 Homily 3 - 2016

Our world is a violent place and we struggle at times to make sense of it all. We human persons are made in the image of God; and that God is simply and purely love. So to love seems somehow to be in our genes. We are at our best, we are most truly human, when we do love. Yet we struggle to do so; and simply tuning in to any daily TV News program is an only too constant reminder of that. When I reflect on myself and how I feel in the presence of others, I am puzzled and disappointed that my default option seems only too often to be guarded, critical, even quietly hostile.

Today’s Gospel picks up these themes. Jesus expressed his sense of mission, "I have come to bring fire to the earth!" His meaning is not immediately clear, but the author of the Gospel, Luke, would later use the image of fire to illustrate the action of God’s Spirit at Pentecost. So Jesus saw his mission as alerting people to the presence already in their lives of God’s Spirit, that joyfully creative energy of the loving God; and calling them to live accordingly. We were made to love, equipped for love, and are naturally drawn to love. But, as a race, we have lost touch with our true selves. 

In today’s Gospel, Jesus had already begun to experience rejection from those to whom he preached. Sensitive to the experience of so many Hebrew prophets before him, he knew that rejection would lead to hostility, to violence and to death. He saw it coming and was impatient to have it over and done with. “There is a baptism with which I must be baptised, and how I wish it were accomplished.” 

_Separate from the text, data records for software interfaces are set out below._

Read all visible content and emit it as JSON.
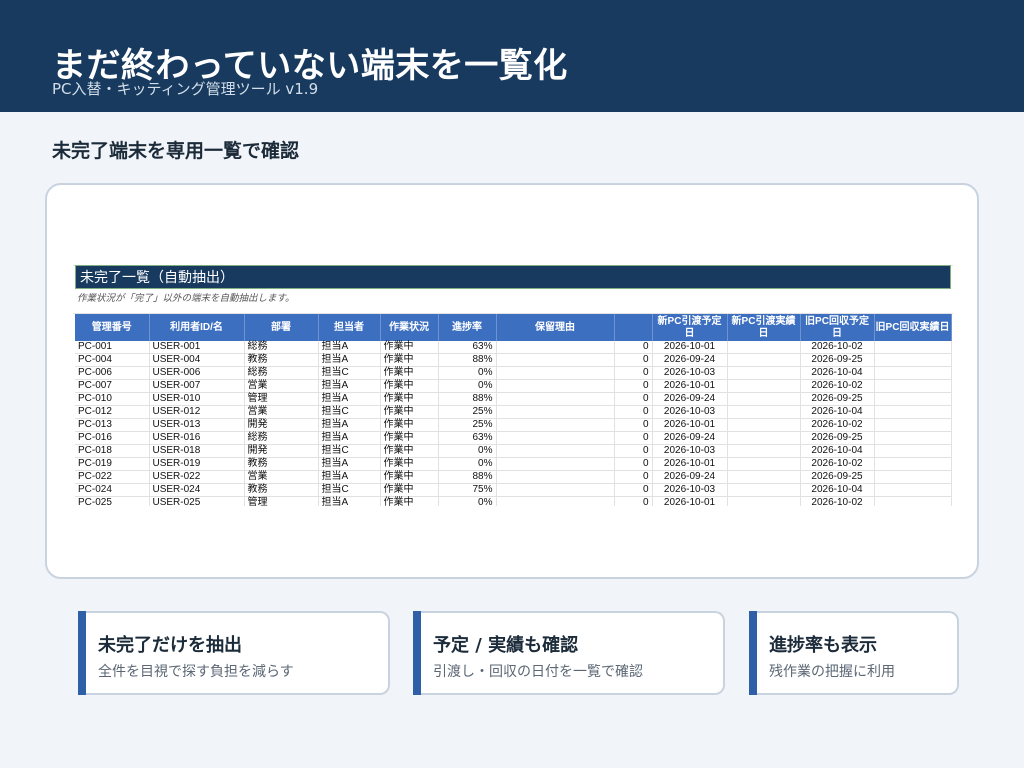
{
  "header": {
    "title": "まだ終わっていない端末を一覧化",
    "subtitle": "PC入替・キッティング管理ツール v1.9"
  },
  "section_title": "未完了端末を専用一覧で確認",
  "sheet": {
    "banner": "未完了一覧（自動抽出）",
    "note": "作業状況が「完了」以外の端末を自動抽出します。",
    "columns": [
      "管理番号",
      "利用者ID/名",
      "部署",
      "担当者",
      "作業状況",
      "進捗率",
      "保留理由",
      "",
      "新PC引渡予定日",
      "新PC引渡実績日",
      "旧PC回収予定日",
      "旧PC回収実績日"
    ],
    "rows": [
      [
        "PC-001",
        "USER-001",
        "総務",
        "担当A",
        "作業中",
        "63%",
        "",
        "0",
        "2026-10-01",
        "",
        "2026-10-02",
        ""
      ],
      [
        "PC-004",
        "USER-004",
        "教務",
        "担当A",
        "作業中",
        "88%",
        "",
        "0",
        "2026-09-24",
        "",
        "2026-09-25",
        ""
      ],
      [
        "PC-006",
        "USER-006",
        "総務",
        "担当C",
        "作業中",
        "0%",
        "",
        "0",
        "2026-10-03",
        "",
        "2026-10-04",
        ""
      ],
      [
        "PC-007",
        "USER-007",
        "営業",
        "担当A",
        "作業中",
        "0%",
        "",
        "0",
        "2026-10-01",
        "",
        "2026-10-02",
        ""
      ],
      [
        "PC-010",
        "USER-010",
        "管理",
        "担当A",
        "作業中",
        "88%",
        "",
        "0",
        "2026-09-24",
        "",
        "2026-09-25",
        ""
      ],
      [
        "PC-012",
        "USER-012",
        "営業",
        "担当C",
        "作業中",
        "25%",
        "",
        "0",
        "2026-10-03",
        "",
        "2026-10-04",
        ""
      ],
      [
        "PC-013",
        "USER-013",
        "開発",
        "担当A",
        "作業中",
        "25%",
        "",
        "0",
        "2026-10-01",
        "",
        "2026-10-02",
        ""
      ],
      [
        "PC-016",
        "USER-016",
        "総務",
        "担当A",
        "作業中",
        "63%",
        "",
        "0",
        "2026-09-24",
        "",
        "2026-09-25",
        ""
      ],
      [
        "PC-018",
        "USER-018",
        "開発",
        "担当C",
        "作業中",
        "0%",
        "",
        "0",
        "2026-10-03",
        "",
        "2026-10-04",
        ""
      ],
      [
        "PC-019",
        "USER-019",
        "教務",
        "担当A",
        "作業中",
        "0%",
        "",
        "0",
        "2026-10-01",
        "",
        "2026-10-02",
        ""
      ],
      [
        "PC-022",
        "USER-022",
        "営業",
        "担当A",
        "作業中",
        "88%",
        "",
        "0",
        "2026-09-24",
        "",
        "2026-09-25",
        ""
      ],
      [
        "PC-024",
        "USER-024",
        "教務",
        "担当C",
        "作業中",
        "75%",
        "",
        "0",
        "2026-10-03",
        "",
        "2026-10-04",
        ""
      ],
      [
        "PC-025",
        "USER-025",
        "管理",
        "担当A",
        "作業中",
        "0%",
        "",
        "0",
        "2026-10-01",
        "",
        "2026-10-02",
        ""
      ]
    ]
  },
  "cards": [
    {
      "title": "未完了だけを抽出",
      "desc": "全件を目視で探す負担を減らす"
    },
    {
      "title": "予定 / 実績も確認",
      "desc": "引渡し・回収の日付を一覧で確認"
    },
    {
      "title": "進捗率も表示",
      "desc": "残作業の把握に利用"
    }
  ],
  "colors": {
    "header_bg": "#173a5e",
    "table_header_bg": "#3d6fc0",
    "card_accent": "#2f5fa7",
    "page_bg": "#f1f4f9"
  }
}
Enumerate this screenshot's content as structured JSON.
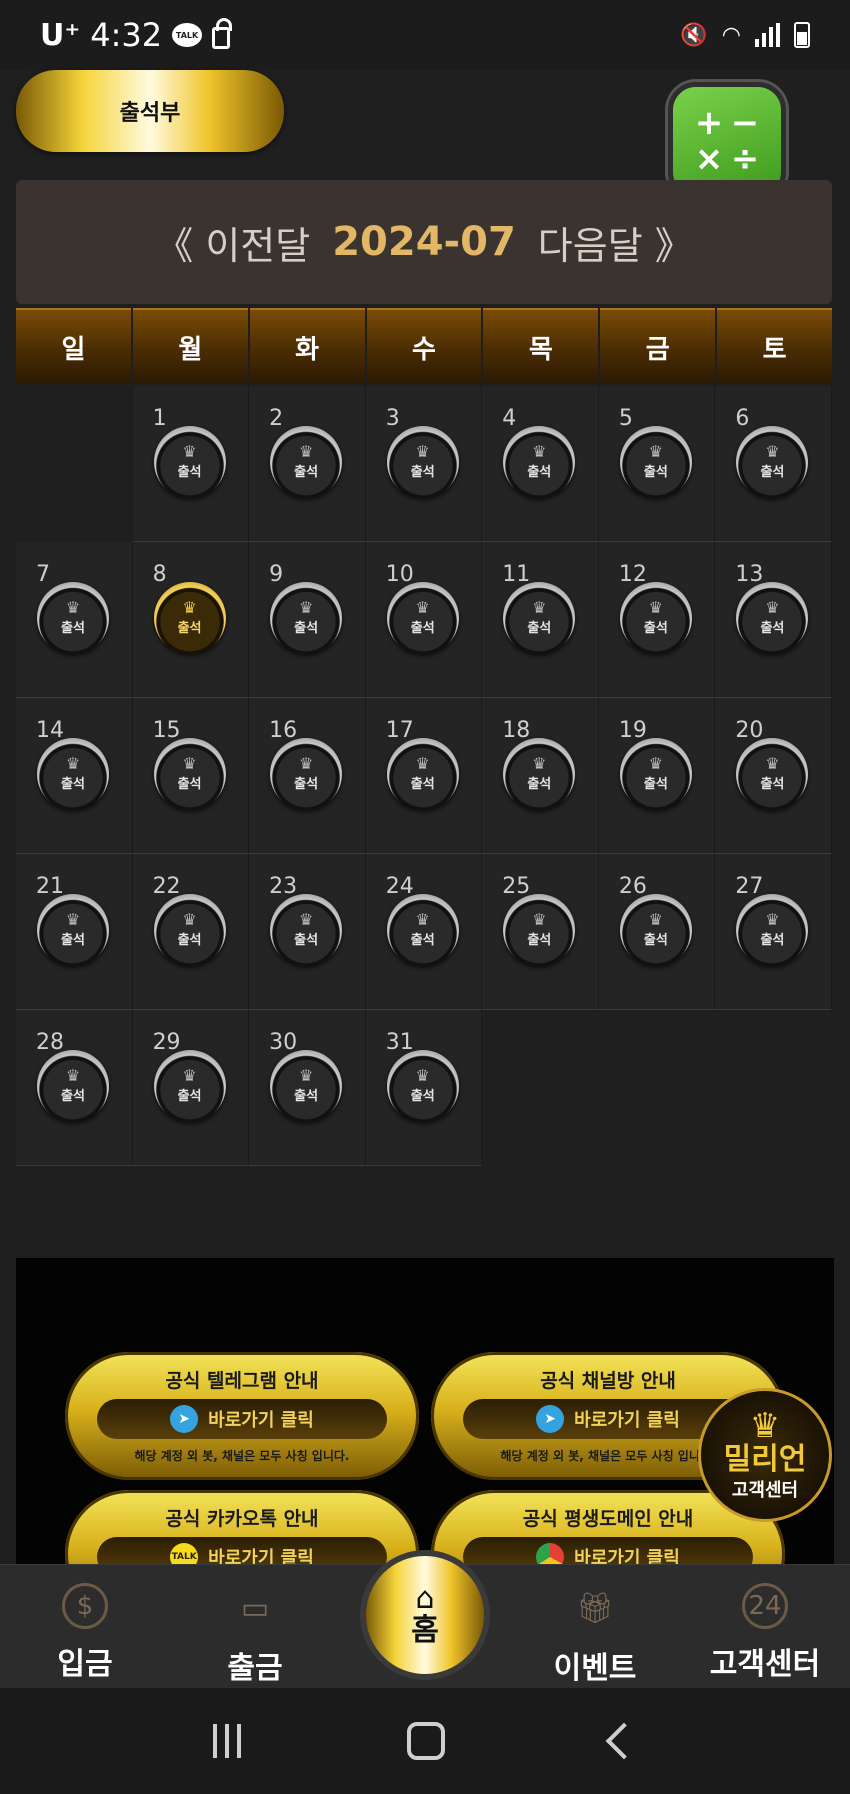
{
  "status_bar": {
    "carrier": "U⁺",
    "time": "4:32",
    "talk_badge": "TALK"
  },
  "header": {
    "attendance_label": "출석부",
    "calculator_symbols": [
      "+",
      "−",
      "×",
      "÷"
    ]
  },
  "month_nav": {
    "prev_label": "《 이전달",
    "month": "2024-07",
    "next_label": "다음달 》"
  },
  "weekdays": [
    "일",
    "월",
    "화",
    "수",
    "목",
    "금",
    "토"
  ],
  "calendar": {
    "first_weekday_index": 1,
    "days_in_month": 31,
    "attended_day": 8,
    "stamp_label": "출석",
    "crown_glyph": "♛"
  },
  "banners": [
    {
      "title": "공식 텔레그램 안내",
      "button": "바로가기 클릭",
      "icon": "telegram-icon",
      "note": "해당 계정 외 봇, 채널은 모두 사칭 입니다."
    },
    {
      "title": "공식 채널방 안내",
      "button": "바로가기 클릭",
      "icon": "telegram-icon",
      "note": "해당 계정 외 봇, 채널은 모두 사칭 입니다."
    },
    {
      "title": "공식 카카오톡 안내",
      "button": "바로가기 클릭",
      "icon": "kakao-icon",
      "note": ""
    },
    {
      "title": "공식 평생도메인 안내",
      "button": "바로가기 클릭",
      "icon": "chrome-icon",
      "note": ""
    }
  ],
  "support_badge": {
    "brand": "밀리언",
    "subtitle": "고객센터"
  },
  "bottom_nav": {
    "deposit": "입금",
    "withdraw": "출금",
    "home": "홈",
    "event": "이벤트",
    "support": "고객센터",
    "deposit_icon": "$",
    "support_icon": "24"
  },
  "colors": {
    "gold": "#e2b867",
    "calculator_green": "#4caf2a",
    "background": "#1f1f1f"
  }
}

Jesus seems to have recognised that the journey of the human race to conversion would be messy, as some gradually got the message and others did not. Given that humans seem bent on constant rivalry with each other and the usually unrecognised hostility that flows from it and leads so often to mindless violence, we have learnt over millennia to sublimate our floating angers by focussing our hostility on some victim, some scapegoat, some recognisable but usually quite innocent individual or group, and venting our violence on them. And usually it works – whether it be the general bullying of some inoffensive individual in school playground or work site, or the demonisation of whole groups [such as all asylum seekers arriving by boat on our shores]. The shared complicity in the socially sanctioned violence brings a sort of peace or commonality without any need for conversion on anyone’s part.

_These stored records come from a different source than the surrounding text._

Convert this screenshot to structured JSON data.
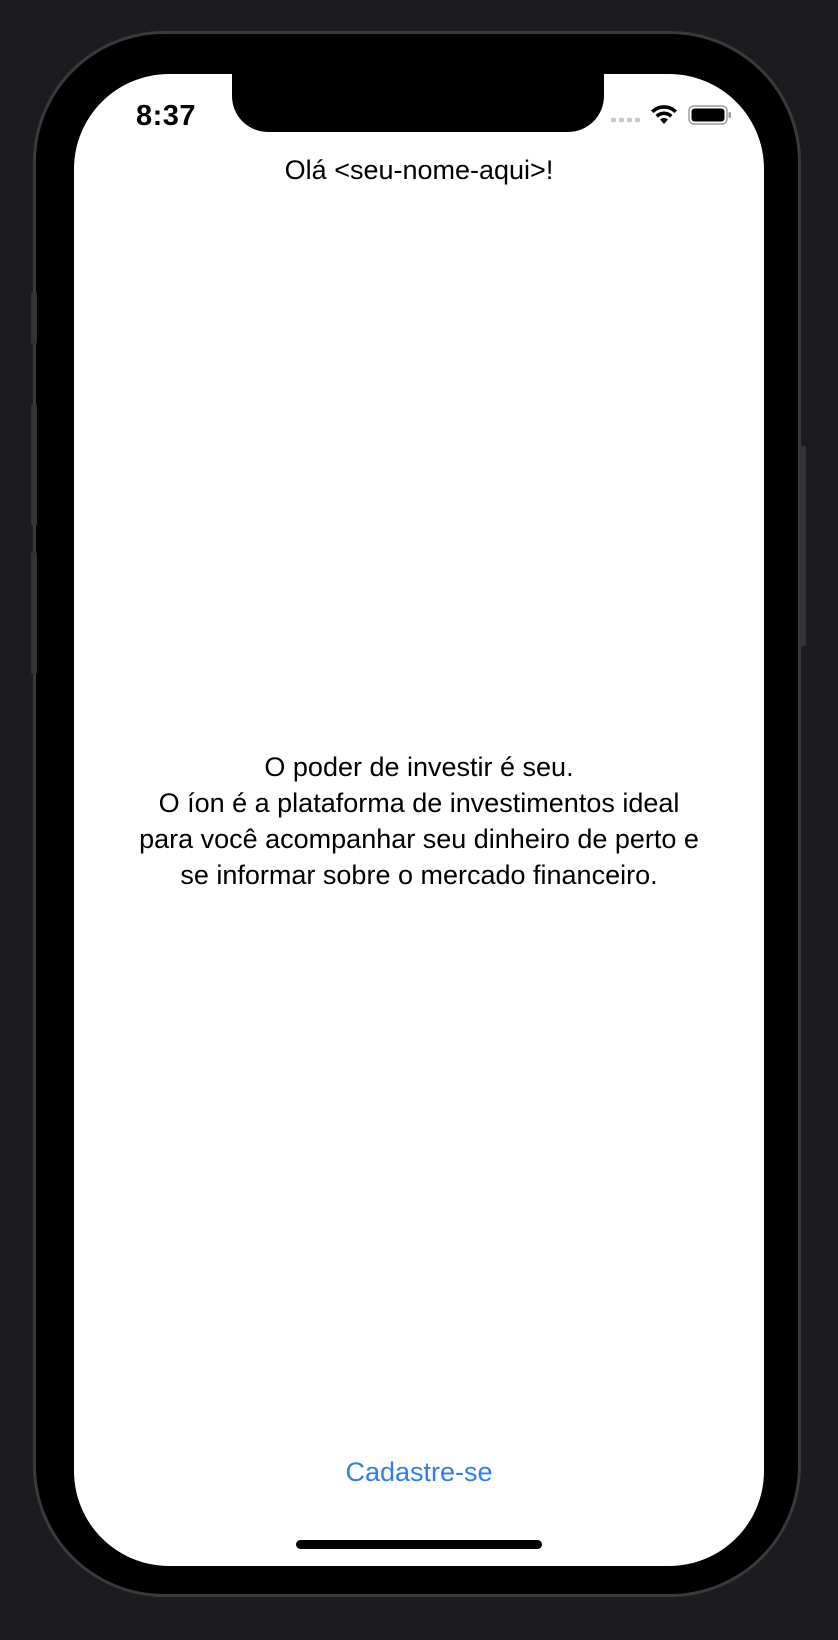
{
  "status_bar": {
    "time": "8:37",
    "icons": [
      "signal-icon",
      "wifi-icon",
      "battery-icon"
    ]
  },
  "greeting": "Olá <seu-nome-aqui>!",
  "intro": {
    "lines": [
      "O poder de investir é seu.",
      "O íon é a plataforma de investimentos ideal",
      "para você acompanhar seu dinheiro de perto e",
      "se informar sobre o mercado financeiro."
    ]
  },
  "signup": {
    "label": "Cadastre-se"
  },
  "colors": {
    "link": "#2f80ed",
    "background": "#ffffff",
    "frame": "#1c1c20"
  }
}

Jesus hoped that his death as totally innocent victim would serve to expose the lie concealed behind this violent dynamic of sacrificial scapegoating and open the way to conversion. And it is slowly happening. More and more people are feeling uneasy about what they are doing, with the result that the dynamic no longer works as powerfully as it used to. But unless people go further and choose to relate to each other in love, respect and acceptance, their floating angers roam free and uncontrolled. This may be what Jesus was referring to when he said, Do you suppose that I am here to bring peace on earth? No, I tell you, but rather division?" Division was not his intention, but would be the consequence of humanity’s unfinished journey towards self-understanding that hopefully would lead to their unmasking and rejecting their propensity to violence, and to their eventual full conversion. 

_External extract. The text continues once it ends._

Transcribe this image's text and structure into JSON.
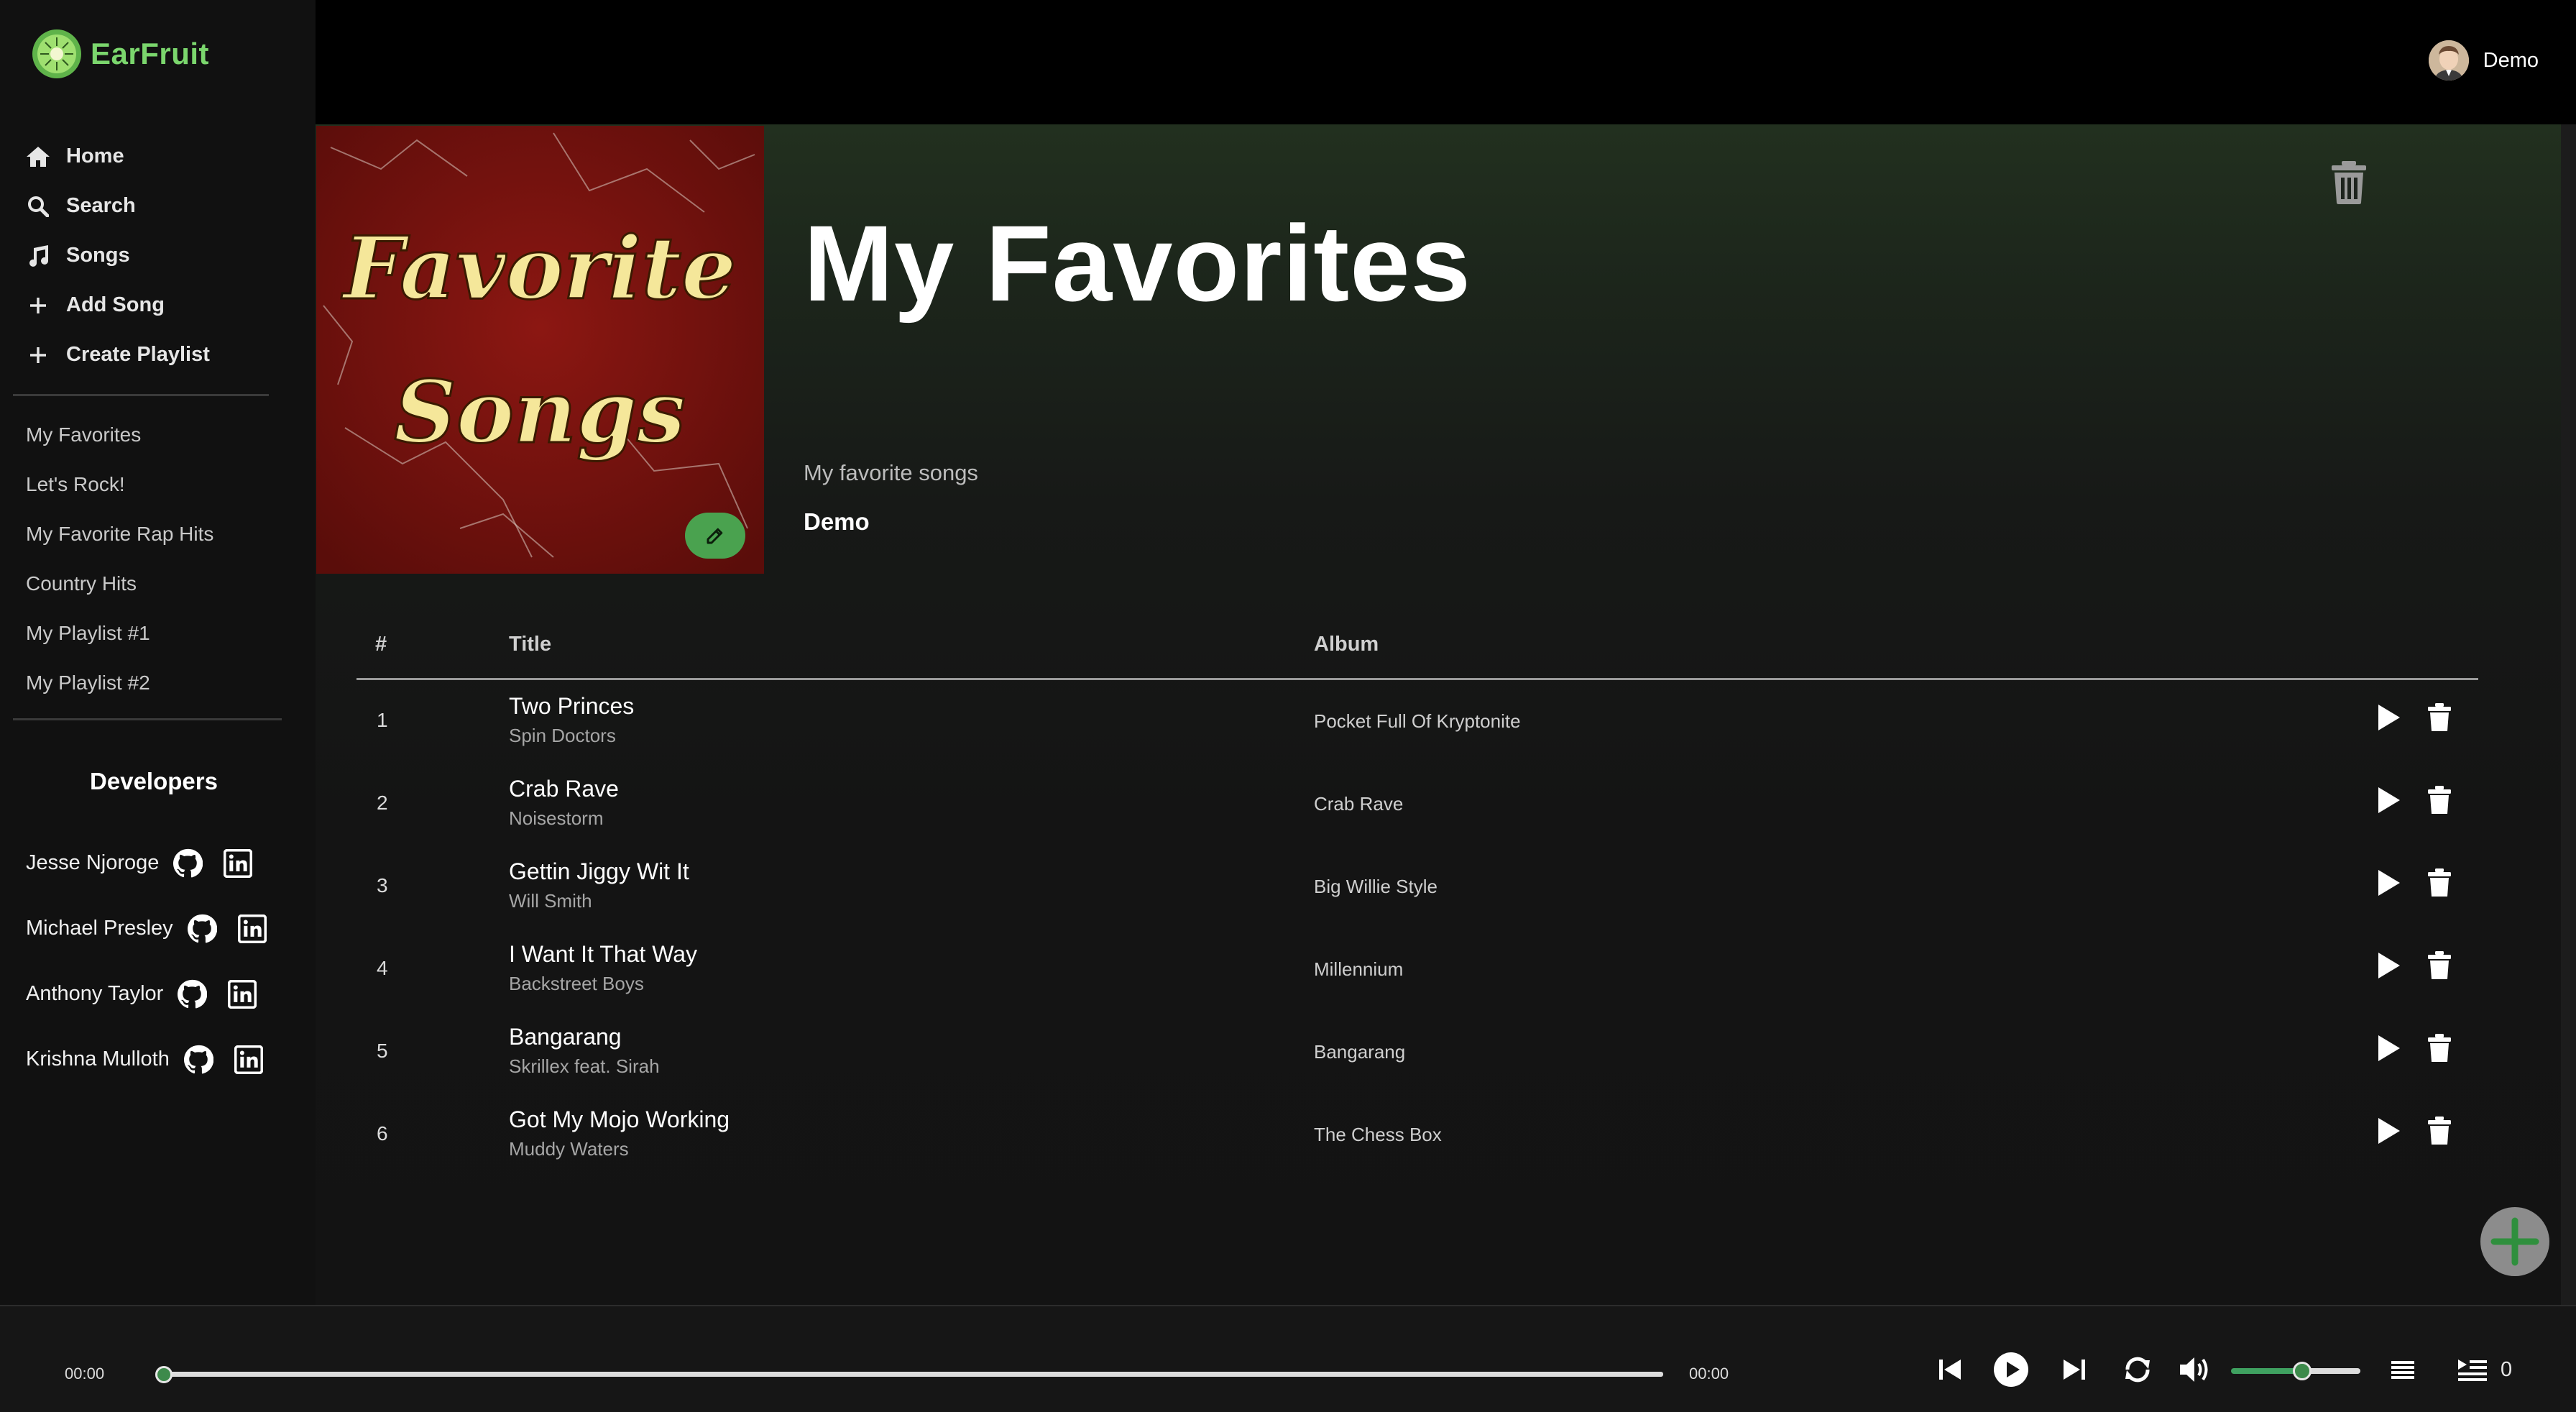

The only way to true peace on earth is for us to learn to love and respect each other. "I have come to bring fire to the earth!  and how I wish it were already blazing!”